▶ The records
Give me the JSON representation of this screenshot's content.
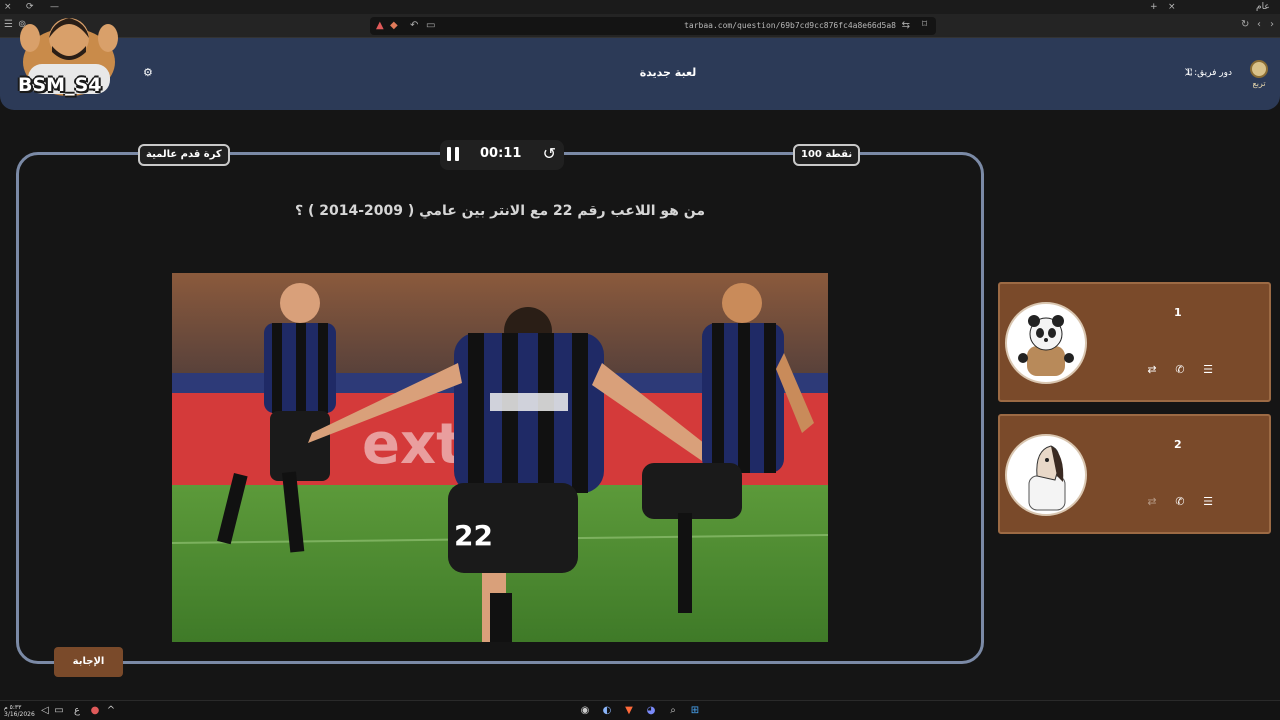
{
  "browser": {
    "url": "tarbaa.com/question/69b7cd9cc876fc4a8e66d5a8",
    "window_controls": {
      "close": "×",
      "reload": "⟳",
      "minimize": "—",
      "new_tab": "+",
      "close_tab": "×",
      "profile": "عام"
    }
  },
  "overlay": {
    "text": "BSM_S4"
  },
  "header": {
    "title": "لعبة جديدة",
    "turn_label": "دور فريق: 1",
    "brand": "تربع",
    "icons": {
      "settings": "settings-icon",
      "shuffle": "shuffle-icon"
    }
  },
  "question": {
    "category": "كرة قدم عالمية",
    "points": "100 نقطة",
    "timer": "00:11",
    "text": "من هو اللاعب رقم 22 مع الانتر بين عامي ( 2009-2014 ) ؟",
    "answer_button": "الإجابة"
  },
  "teams": [
    {
      "score": "1",
      "avatar": "panda-avatar-icon",
      "tools": [
        "swap-icon",
        "phone-icon",
        "list-icon"
      ]
    },
    {
      "score": "2",
      "avatar": "horse-avatar-icon",
      "tools": [
        "swap-icon",
        "phone-icon",
        "list-icon"
      ]
    }
  ],
  "taskbar": {
    "date": "3/16/2026",
    "time": "٥:٣٣ م",
    "language": "ع"
  },
  "colors": {
    "header": "#2c3a57",
    "team_card": "#7a4a2a",
    "frame_border": "#7b8aa6",
    "background": "#151515"
  }
}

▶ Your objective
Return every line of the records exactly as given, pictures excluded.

▶ Finished exercise
Give me the JSON representation of this screenshot's content.
{
  "browser": {
    "url": "tarbaa.com/question/69b7cd9cc876fc4a8e66d5a8",
    "window_controls": {
      "close": "×",
      "reload": "⟳",
      "minimize": "—",
      "new_tab": "+",
      "close_tab": "×",
      "profile": "عام"
    }
  },
  "overlay": {
    "text": "BSM_S4"
  },
  "header": {
    "title": "لعبة جديدة",
    "turn_label": "دور فريق: 1",
    "brand": "تربع",
    "icons": {
      "settings": "settings-icon",
      "shuffle": "shuffle-icon"
    }
  },
  "question": {
    "category": "كرة قدم عالمية",
    "points": "100 نقطة",
    "timer": "00:11",
    "text": "من هو اللاعب رقم 22 مع الانتر بين عامي ( 2009-2014 ) ؟",
    "answer_button": "الإجابة"
  },
  "teams": [
    {
      "score": "1",
      "avatar": "panda-avatar-icon",
      "tools": [
        "swap-icon",
        "phone-icon",
        "list-icon"
      ]
    },
    {
      "score": "2",
      "avatar": "horse-avatar-icon",
      "tools": [
        "swap-icon",
        "phone-icon",
        "list-icon"
      ]
    }
  ],
  "taskbar": {
    "date": "3/16/2026",
    "time": "٥:٣٣ م",
    "language": "ع"
  },
  "colors": {
    "header": "#2c3a57",
    "team_card": "#7a4a2a",
    "frame_border": "#7b8aa6",
    "background": "#151515"
  }
}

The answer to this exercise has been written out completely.